Dataset rows for apps and sites:
********
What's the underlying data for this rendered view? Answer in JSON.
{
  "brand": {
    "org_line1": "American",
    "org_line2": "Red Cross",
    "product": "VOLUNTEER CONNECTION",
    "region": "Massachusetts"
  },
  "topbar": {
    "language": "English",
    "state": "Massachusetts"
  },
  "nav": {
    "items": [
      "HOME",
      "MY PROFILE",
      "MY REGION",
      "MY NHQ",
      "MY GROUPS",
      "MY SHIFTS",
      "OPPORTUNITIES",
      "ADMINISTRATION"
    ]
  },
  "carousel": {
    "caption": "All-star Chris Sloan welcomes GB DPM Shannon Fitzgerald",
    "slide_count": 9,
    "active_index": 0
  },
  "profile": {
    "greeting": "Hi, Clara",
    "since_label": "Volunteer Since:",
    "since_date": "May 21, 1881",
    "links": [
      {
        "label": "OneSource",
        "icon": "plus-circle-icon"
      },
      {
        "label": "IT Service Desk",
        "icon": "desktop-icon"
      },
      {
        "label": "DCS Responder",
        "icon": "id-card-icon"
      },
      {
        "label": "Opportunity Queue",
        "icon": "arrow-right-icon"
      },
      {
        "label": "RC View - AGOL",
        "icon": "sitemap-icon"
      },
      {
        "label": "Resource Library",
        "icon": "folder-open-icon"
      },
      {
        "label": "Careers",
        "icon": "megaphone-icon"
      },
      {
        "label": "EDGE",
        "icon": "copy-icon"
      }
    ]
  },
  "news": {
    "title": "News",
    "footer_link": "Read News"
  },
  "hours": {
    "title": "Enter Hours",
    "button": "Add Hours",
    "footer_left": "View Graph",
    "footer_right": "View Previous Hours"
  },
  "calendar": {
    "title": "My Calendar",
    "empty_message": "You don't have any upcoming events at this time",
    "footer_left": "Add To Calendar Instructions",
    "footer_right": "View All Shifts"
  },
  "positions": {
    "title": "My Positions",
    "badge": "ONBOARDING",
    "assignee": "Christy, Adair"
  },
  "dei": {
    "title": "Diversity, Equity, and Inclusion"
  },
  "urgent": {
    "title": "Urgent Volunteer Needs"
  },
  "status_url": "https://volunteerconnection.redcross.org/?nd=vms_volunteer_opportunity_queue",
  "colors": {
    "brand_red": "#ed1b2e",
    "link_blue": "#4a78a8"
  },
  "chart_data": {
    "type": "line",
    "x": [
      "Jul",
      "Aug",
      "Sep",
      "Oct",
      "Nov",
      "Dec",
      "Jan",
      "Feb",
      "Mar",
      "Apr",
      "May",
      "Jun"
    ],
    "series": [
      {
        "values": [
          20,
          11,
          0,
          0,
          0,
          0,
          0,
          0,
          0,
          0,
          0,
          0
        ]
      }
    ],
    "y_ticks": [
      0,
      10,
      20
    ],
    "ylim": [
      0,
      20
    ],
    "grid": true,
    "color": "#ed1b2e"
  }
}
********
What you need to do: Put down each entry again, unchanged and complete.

Your solution:
What's the underlying data for this rendered view? Answer in JSON.
{
  "brand": {
    "org_line1": "American",
    "org_line2": "Red Cross",
    "product": "VOLUNTEER CONNECTION",
    "region": "Massachusetts"
  },
  "topbar": {
    "language": "English",
    "state": "Massachusetts"
  },
  "nav": {
    "items": [
      "HOME",
      "MY PROFILE",
      "MY REGION",
      "MY NHQ",
      "MY GROUPS",
      "MY SHIFTS",
      "OPPORTUNITIES",
      "ADMINISTRATION"
    ]
  },
  "carousel": {
    "caption": "All-star Chris Sloan welcomes GB DPM Shannon Fitzgerald",
    "slide_count": 9,
    "active_index": 0
  },
  "profile": {
    "greeting": "Hi, Clara",
    "since_label": "Volunteer Since:",
    "since_date": "May 21, 1881",
    "links": [
      {
        "label": "OneSource",
        "icon": "plus-circle-icon"
      },
      {
        "label": "IT Service Desk",
        "icon": "desktop-icon"
      },
      {
        "label": "DCS Responder",
        "icon": "id-card-icon"
      },
      {
        "label": "Opportunity Queue",
        "icon": "arrow-right-icon"
      },
      {
        "label": "RC View - AGOL",
        "icon": "sitemap-icon"
      },
      {
        "label": "Resource Library",
        "icon": "folder-open-icon"
      },
      {
        "label": "Careers",
        "icon": "megaphone-icon"
      },
      {
        "label": "EDGE",
        "icon": "copy-icon"
      }
    ]
  },
  "news": {
    "title": "News",
    "footer_link": "Read News"
  },
  "hours": {
    "title": "Enter Hours",
    "button": "Add Hours",
    "footer_left": "View Graph",
    "footer_right": "View Previous Hours"
  },
  "calendar": {
    "title": "My Calendar",
    "empty_message": "You don't have any upcoming events at this time",
    "footer_left": "Add To Calendar Instructions",
    "footer_right": "View All Shifts"
  },
  "positions": {
    "title": "My Positions",
    "badge": "ONBOARDING",
    "assignee": "Christy, Adair"
  },
  "dei": {
    "title": "Diversity, Equity, and Inclusion"
  },
  "urgent": {
    "title": "Urgent Volunteer Needs"
  },
  "status_url": "https://volunteerconnection.redcross.org/?nd=vms_volunteer_opportunity_queue",
  "colors": {
    "brand_red": "#ed1b2e",
    "link_blue": "#4a78a8"
  },
  "chart_data": {
    "type": "line",
    "x": [
      "Jul",
      "Aug",
      "Sep",
      "Oct",
      "Nov",
      "Dec",
      "Jan",
      "Feb",
      "Mar",
      "Apr",
      "May",
      "Jun"
    ],
    "series": [
      {
        "values": [
          20,
          11,
          0,
          0,
          0,
          0,
          0,
          0,
          0,
          0,
          0,
          0
        ]
      }
    ],
    "y_ticks": [
      0,
      10,
      20
    ],
    "ylim": [
      0,
      20
    ],
    "grid": true,
    "color": "#ed1b2e"
  }
}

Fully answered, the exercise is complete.